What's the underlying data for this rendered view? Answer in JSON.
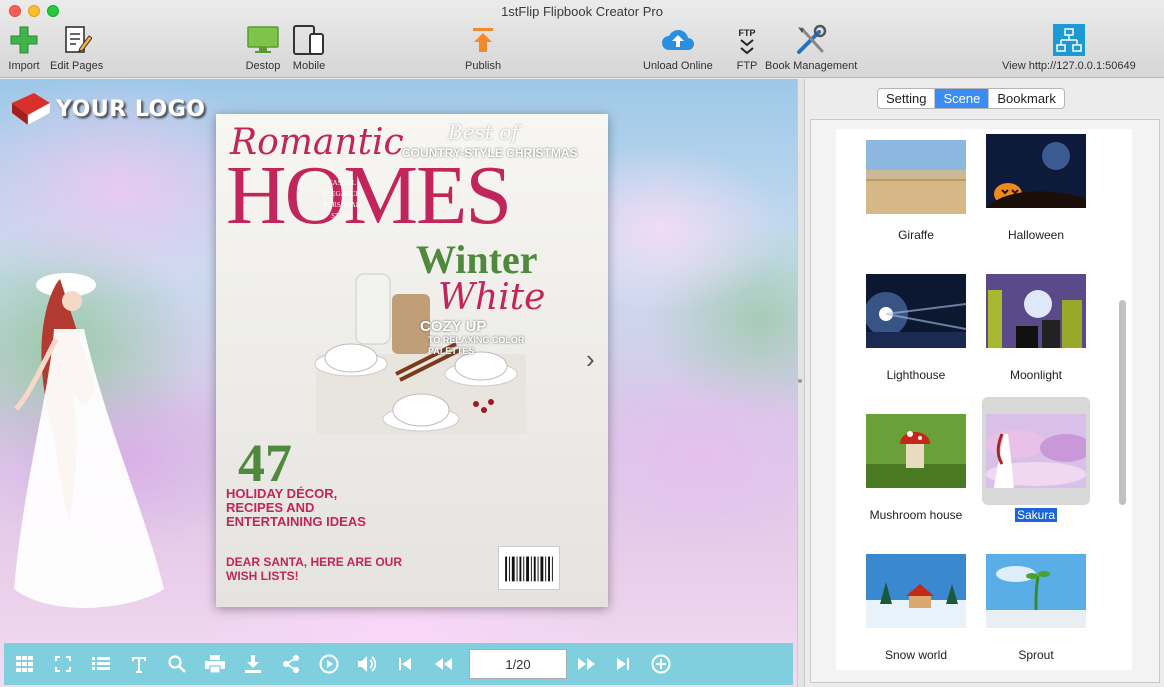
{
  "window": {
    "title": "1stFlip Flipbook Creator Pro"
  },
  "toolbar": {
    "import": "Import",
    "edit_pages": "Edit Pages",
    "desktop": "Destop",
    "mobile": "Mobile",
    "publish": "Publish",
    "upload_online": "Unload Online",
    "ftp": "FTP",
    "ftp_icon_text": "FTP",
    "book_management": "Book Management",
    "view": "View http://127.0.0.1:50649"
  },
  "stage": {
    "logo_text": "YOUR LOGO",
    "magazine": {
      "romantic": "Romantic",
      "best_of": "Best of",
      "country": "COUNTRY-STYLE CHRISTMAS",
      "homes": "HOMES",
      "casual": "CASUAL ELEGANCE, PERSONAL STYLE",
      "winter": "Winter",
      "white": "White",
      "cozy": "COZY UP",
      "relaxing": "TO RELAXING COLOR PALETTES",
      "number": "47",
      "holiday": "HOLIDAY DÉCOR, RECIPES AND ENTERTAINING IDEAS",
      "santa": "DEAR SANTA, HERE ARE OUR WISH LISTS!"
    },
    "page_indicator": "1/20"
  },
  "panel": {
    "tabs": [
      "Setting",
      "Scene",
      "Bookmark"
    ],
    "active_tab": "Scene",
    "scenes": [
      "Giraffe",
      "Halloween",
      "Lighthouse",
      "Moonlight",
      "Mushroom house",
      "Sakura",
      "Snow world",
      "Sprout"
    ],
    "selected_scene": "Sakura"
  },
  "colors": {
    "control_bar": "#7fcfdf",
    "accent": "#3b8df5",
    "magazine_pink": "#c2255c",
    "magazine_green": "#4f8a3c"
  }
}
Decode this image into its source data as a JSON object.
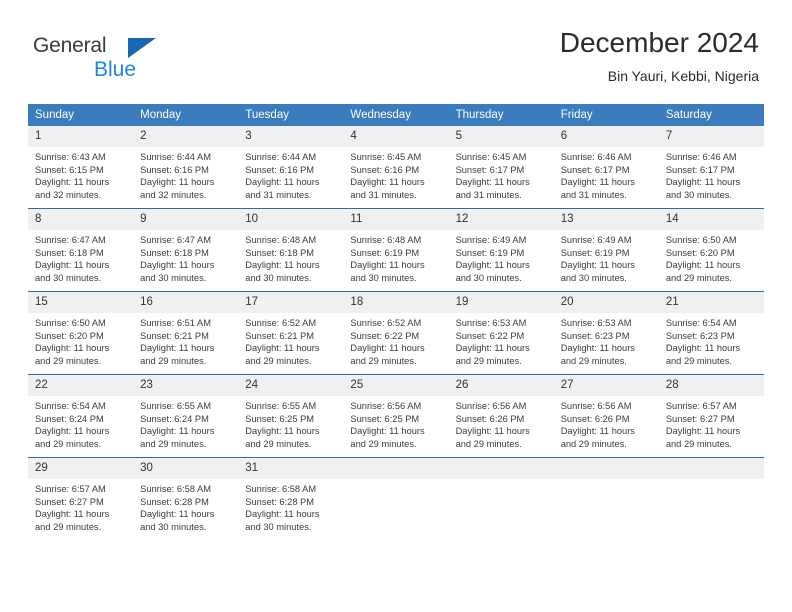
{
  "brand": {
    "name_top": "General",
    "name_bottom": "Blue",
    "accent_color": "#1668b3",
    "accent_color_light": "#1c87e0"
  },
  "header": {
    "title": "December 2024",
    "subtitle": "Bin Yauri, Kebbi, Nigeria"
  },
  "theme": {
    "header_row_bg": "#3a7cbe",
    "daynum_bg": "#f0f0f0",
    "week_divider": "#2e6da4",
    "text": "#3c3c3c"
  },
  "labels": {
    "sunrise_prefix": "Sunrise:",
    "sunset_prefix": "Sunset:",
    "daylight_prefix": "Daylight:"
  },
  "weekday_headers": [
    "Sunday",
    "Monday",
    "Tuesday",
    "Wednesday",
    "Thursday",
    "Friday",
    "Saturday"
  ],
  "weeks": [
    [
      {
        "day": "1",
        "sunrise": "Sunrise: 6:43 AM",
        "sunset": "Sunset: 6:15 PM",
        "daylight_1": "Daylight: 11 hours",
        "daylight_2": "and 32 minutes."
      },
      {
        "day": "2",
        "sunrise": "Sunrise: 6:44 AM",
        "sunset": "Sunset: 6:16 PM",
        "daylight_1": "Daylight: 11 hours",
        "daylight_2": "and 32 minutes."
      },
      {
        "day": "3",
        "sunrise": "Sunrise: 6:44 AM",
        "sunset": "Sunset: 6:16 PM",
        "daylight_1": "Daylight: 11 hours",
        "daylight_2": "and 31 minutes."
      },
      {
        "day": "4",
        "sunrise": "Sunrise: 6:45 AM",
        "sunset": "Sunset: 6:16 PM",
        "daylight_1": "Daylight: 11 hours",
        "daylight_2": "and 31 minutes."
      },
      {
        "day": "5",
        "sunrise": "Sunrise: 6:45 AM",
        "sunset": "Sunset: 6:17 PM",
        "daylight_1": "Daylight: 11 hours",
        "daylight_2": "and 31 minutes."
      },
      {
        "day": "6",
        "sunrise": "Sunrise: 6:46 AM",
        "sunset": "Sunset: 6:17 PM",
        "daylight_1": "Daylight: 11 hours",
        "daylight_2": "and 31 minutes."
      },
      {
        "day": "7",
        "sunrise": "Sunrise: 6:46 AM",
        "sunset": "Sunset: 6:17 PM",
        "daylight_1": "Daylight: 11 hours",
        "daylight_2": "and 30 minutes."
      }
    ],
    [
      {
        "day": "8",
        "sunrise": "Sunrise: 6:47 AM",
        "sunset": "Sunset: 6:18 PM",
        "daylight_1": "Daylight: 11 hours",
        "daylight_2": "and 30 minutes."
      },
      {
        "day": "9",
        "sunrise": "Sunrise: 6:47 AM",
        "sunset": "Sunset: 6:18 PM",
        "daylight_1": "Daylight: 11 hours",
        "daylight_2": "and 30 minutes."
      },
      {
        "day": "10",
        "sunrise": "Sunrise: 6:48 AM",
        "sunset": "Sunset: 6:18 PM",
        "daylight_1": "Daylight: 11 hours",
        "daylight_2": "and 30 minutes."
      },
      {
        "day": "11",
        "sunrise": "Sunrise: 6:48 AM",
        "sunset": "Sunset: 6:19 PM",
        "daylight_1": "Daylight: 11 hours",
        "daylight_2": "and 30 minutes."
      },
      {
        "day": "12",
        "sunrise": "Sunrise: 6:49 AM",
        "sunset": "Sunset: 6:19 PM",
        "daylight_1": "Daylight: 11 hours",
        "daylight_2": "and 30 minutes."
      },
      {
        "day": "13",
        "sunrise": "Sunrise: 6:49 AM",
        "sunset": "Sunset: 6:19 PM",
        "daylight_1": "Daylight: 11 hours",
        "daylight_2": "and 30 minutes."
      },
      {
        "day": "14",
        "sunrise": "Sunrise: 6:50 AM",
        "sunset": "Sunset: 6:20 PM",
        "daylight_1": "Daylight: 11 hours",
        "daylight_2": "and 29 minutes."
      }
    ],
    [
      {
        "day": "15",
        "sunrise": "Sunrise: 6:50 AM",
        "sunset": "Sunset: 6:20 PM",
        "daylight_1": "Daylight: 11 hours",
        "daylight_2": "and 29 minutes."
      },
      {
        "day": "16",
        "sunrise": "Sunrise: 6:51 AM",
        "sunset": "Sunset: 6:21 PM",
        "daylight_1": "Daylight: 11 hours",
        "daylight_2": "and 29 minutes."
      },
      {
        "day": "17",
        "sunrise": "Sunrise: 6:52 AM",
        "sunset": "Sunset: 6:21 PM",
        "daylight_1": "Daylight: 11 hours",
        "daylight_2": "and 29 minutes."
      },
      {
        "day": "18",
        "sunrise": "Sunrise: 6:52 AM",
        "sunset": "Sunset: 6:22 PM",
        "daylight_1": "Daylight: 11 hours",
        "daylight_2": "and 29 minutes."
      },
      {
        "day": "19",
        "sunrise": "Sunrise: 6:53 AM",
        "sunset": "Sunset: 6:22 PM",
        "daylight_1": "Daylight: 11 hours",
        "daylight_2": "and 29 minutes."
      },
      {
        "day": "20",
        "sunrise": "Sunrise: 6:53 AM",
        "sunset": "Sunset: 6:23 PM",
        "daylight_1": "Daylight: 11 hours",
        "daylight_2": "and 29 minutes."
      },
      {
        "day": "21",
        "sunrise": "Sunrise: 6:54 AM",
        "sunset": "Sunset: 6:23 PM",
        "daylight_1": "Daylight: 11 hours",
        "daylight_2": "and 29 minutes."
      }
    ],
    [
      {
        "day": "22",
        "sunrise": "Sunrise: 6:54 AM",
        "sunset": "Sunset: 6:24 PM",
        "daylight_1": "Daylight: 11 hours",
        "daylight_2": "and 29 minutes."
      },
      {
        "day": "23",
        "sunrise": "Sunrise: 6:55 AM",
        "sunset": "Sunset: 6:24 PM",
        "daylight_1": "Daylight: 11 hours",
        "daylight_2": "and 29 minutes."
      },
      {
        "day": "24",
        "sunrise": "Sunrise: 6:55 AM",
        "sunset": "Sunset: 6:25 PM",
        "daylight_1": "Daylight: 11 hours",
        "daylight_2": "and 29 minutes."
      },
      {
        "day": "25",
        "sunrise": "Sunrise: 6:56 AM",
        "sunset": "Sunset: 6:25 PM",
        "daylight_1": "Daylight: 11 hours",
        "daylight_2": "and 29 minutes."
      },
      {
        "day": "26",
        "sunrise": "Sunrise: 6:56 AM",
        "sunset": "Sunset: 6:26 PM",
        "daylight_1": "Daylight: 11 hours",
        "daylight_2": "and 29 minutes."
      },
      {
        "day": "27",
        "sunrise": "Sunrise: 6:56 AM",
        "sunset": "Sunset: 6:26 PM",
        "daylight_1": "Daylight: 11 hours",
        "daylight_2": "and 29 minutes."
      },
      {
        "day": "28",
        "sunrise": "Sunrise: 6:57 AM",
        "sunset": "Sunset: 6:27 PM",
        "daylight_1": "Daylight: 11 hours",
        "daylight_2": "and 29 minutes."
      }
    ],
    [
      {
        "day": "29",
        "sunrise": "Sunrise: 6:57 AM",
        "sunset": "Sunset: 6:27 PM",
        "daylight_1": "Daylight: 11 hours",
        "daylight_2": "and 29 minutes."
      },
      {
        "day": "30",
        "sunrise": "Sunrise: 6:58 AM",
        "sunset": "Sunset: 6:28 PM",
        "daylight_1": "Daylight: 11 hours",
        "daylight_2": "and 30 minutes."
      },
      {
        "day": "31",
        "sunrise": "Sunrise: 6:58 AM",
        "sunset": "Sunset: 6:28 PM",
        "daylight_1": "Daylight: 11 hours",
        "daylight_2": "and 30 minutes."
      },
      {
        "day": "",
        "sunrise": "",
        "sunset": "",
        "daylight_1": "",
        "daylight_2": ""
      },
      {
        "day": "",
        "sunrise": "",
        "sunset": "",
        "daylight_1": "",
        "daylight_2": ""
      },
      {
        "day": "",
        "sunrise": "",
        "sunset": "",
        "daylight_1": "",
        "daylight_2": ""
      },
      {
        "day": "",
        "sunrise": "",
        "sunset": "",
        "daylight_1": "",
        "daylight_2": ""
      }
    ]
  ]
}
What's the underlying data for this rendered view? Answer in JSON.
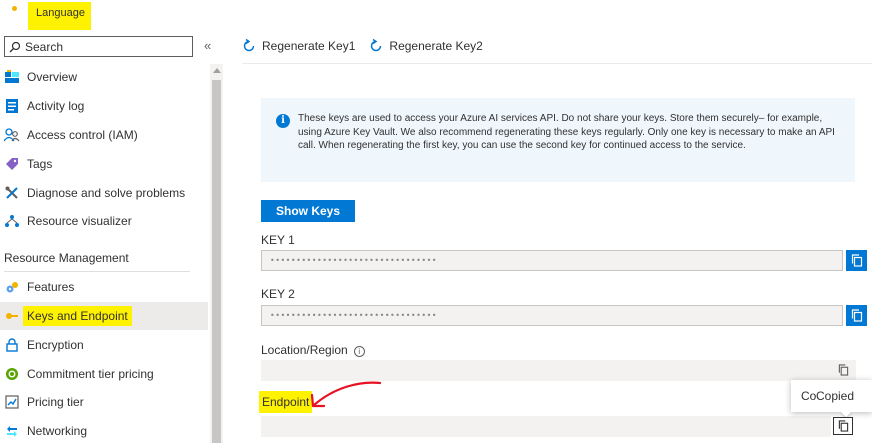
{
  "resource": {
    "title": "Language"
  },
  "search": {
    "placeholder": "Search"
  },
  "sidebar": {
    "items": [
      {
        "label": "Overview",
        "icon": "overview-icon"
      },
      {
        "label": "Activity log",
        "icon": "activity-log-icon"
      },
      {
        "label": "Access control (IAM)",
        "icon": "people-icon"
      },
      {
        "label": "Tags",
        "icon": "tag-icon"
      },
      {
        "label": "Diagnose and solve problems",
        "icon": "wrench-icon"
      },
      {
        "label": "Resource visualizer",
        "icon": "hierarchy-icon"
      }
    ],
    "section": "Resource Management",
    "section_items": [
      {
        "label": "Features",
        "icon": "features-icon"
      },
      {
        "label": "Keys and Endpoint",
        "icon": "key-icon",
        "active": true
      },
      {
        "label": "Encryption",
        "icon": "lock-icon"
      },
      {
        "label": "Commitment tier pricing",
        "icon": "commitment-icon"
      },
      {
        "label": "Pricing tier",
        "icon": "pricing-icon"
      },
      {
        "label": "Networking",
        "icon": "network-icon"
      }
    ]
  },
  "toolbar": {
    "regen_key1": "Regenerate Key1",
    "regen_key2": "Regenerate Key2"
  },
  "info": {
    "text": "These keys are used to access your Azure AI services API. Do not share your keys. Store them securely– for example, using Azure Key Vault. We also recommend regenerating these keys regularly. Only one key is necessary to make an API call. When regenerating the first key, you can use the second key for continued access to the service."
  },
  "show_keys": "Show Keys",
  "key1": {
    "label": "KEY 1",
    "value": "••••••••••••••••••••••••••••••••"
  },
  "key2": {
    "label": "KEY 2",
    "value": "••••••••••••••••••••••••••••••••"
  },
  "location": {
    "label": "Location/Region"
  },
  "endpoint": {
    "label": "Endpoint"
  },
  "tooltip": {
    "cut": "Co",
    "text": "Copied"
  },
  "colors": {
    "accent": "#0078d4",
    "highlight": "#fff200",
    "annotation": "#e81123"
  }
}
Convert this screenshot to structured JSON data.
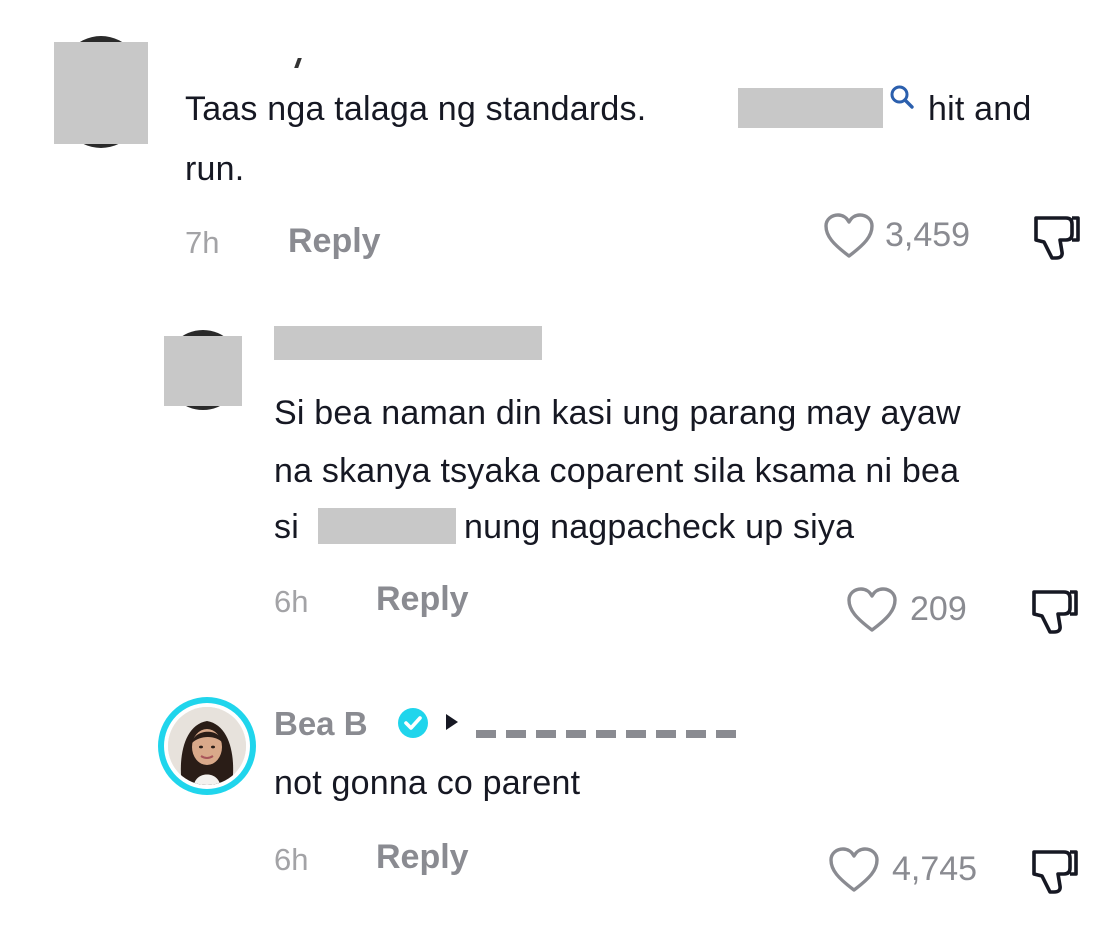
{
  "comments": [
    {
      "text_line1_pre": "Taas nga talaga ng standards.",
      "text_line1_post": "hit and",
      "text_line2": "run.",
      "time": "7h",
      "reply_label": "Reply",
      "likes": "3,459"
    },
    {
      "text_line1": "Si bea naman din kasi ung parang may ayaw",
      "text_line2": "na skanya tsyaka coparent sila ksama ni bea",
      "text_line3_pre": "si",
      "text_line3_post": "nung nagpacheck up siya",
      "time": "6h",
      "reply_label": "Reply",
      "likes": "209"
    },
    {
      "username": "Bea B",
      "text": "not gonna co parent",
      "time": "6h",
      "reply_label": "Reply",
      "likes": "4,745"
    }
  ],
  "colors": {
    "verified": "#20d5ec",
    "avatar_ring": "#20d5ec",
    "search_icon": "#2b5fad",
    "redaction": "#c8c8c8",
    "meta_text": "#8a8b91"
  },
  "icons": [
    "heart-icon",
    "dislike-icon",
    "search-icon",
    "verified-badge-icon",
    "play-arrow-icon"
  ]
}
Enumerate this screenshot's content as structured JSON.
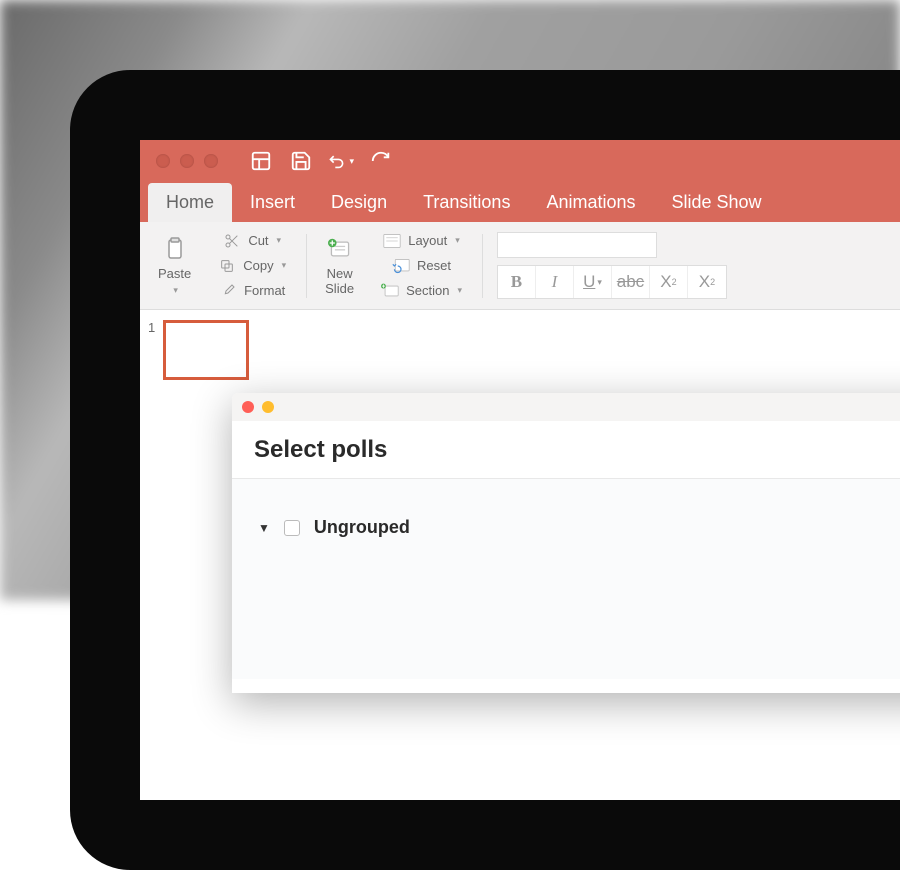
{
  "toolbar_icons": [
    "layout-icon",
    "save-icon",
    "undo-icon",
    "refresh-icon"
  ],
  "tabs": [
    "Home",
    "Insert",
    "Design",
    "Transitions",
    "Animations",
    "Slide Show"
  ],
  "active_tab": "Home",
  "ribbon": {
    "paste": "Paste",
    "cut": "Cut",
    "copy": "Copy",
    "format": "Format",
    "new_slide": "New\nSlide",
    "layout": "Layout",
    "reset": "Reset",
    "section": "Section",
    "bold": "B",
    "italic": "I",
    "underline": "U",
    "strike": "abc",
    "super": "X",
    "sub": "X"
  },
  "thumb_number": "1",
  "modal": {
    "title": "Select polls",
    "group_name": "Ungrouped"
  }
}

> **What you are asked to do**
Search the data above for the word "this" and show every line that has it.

> **Result**
What's the underlying data for this rendered view? Answer in JSON.
Decode this image into its source data as a JSON object.
What's the underlying data for this rendered view? Answer in JSON.
Convert this screenshot to structured JSON data.
Enumerate this screenshot's content as structured JSON.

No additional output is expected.